[WHAT YOU HAVE TO DO]
If a line in the listing carries the word "folder", return a copy of that line.

Segment Start: DATA LISTING

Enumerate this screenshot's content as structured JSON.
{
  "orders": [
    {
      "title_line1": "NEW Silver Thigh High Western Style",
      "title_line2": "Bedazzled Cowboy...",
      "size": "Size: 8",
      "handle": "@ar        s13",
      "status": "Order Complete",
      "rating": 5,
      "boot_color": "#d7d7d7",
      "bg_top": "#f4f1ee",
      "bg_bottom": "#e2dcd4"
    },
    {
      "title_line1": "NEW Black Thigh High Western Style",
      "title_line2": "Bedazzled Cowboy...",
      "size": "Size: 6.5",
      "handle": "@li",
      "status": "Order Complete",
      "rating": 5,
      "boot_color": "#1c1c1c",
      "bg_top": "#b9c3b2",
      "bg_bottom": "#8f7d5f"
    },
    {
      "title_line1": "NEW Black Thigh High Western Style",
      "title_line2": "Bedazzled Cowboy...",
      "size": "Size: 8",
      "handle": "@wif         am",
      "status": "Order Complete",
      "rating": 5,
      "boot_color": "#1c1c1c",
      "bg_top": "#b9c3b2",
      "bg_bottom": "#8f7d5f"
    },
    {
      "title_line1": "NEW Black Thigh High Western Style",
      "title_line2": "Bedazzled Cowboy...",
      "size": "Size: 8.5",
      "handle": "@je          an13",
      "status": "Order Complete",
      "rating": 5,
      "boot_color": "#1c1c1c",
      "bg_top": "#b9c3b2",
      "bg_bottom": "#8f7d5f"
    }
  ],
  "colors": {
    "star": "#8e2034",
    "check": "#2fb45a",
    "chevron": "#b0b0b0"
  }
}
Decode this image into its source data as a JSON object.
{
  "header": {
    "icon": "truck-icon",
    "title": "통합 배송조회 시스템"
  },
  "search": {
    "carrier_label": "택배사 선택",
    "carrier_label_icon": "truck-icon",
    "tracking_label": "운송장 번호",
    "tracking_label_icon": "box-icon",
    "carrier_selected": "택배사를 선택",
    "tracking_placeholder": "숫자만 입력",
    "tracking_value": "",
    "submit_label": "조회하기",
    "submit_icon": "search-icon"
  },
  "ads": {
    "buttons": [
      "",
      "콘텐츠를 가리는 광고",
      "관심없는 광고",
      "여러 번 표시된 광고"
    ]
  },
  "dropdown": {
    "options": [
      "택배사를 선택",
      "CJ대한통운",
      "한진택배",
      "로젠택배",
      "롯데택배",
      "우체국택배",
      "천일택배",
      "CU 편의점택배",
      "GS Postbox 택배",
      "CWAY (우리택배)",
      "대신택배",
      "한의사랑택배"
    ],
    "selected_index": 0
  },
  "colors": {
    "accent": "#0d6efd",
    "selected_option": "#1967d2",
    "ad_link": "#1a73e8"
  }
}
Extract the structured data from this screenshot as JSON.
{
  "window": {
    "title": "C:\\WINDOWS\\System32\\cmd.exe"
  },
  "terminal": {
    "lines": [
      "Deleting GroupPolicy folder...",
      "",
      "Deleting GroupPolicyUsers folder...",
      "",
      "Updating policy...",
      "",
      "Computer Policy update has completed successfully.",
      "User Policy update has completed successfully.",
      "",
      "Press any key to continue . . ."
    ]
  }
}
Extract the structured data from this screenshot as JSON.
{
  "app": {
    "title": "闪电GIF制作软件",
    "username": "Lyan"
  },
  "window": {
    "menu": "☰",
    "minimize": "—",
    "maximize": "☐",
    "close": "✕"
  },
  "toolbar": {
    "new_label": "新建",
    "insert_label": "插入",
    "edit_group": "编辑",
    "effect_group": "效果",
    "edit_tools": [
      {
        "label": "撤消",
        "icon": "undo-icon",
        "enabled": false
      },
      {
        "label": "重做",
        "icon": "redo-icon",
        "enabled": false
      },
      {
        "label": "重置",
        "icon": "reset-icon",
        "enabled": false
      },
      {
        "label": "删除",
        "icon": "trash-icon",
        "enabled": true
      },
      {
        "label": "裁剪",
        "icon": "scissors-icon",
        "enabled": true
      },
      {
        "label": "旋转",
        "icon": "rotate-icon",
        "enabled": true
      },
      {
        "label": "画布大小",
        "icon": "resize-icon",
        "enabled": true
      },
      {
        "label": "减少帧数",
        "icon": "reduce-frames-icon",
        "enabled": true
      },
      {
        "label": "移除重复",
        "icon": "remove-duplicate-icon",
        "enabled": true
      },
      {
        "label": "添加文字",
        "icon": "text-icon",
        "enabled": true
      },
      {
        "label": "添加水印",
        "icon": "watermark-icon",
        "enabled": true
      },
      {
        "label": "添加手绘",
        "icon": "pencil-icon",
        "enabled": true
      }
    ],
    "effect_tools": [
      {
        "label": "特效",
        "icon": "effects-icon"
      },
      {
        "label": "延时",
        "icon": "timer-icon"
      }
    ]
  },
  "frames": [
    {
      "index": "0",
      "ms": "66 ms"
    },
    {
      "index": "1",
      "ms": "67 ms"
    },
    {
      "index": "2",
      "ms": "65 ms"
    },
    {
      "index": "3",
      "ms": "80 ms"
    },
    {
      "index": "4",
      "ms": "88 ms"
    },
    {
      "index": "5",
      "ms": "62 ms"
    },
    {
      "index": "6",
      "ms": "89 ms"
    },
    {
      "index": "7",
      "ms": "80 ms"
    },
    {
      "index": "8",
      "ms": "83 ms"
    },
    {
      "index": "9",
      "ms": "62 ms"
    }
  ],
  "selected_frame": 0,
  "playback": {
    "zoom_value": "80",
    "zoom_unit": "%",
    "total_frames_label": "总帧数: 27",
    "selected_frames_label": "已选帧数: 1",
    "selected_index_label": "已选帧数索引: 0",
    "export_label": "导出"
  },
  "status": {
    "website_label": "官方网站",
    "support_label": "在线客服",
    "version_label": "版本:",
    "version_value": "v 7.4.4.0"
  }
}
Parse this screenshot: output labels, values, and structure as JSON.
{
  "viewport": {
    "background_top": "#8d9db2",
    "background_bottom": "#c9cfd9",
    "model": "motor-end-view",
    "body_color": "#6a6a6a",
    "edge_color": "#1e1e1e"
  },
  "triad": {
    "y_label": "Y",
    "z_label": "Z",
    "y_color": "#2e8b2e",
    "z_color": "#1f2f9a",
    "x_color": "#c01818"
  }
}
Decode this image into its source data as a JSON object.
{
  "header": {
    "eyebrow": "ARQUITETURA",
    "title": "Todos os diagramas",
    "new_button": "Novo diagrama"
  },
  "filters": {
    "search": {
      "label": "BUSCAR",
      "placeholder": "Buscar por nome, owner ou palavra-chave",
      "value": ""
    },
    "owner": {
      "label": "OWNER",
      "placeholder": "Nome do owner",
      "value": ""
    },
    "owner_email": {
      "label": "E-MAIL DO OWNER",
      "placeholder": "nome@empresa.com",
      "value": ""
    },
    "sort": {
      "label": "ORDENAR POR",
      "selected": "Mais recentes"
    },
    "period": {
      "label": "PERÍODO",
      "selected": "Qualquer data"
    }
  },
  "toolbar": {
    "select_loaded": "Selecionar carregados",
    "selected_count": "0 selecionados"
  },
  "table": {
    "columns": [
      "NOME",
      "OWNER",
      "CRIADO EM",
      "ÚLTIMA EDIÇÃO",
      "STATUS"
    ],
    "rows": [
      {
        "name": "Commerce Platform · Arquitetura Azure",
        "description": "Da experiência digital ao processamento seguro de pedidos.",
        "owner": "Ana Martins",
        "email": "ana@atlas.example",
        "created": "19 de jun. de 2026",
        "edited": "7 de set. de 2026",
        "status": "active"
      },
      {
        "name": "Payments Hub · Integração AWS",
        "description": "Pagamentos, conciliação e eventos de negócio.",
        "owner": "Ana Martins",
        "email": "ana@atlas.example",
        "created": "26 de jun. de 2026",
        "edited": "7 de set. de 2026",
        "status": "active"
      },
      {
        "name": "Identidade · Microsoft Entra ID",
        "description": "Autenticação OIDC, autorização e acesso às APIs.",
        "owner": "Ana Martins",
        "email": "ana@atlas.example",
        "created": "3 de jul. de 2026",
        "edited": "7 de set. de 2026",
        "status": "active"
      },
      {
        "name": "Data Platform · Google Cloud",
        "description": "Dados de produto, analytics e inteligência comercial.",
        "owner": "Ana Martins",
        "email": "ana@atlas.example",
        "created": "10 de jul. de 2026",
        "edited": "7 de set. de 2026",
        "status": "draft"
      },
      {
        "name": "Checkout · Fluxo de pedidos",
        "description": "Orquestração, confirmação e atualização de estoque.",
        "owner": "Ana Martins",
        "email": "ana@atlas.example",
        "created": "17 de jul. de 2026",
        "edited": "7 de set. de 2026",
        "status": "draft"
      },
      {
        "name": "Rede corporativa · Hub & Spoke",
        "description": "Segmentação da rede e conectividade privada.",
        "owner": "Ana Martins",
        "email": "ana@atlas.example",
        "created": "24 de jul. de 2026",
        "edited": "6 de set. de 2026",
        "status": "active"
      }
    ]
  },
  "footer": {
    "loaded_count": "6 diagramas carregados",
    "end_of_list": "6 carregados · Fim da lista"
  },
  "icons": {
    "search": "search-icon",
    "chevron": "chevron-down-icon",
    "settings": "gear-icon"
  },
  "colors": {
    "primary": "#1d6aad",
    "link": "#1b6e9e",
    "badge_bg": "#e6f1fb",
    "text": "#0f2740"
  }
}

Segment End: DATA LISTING

[RESPONSE]
      "Deleting GroupPolicy folder...",
      "Deleting GroupPolicyUsers folder...",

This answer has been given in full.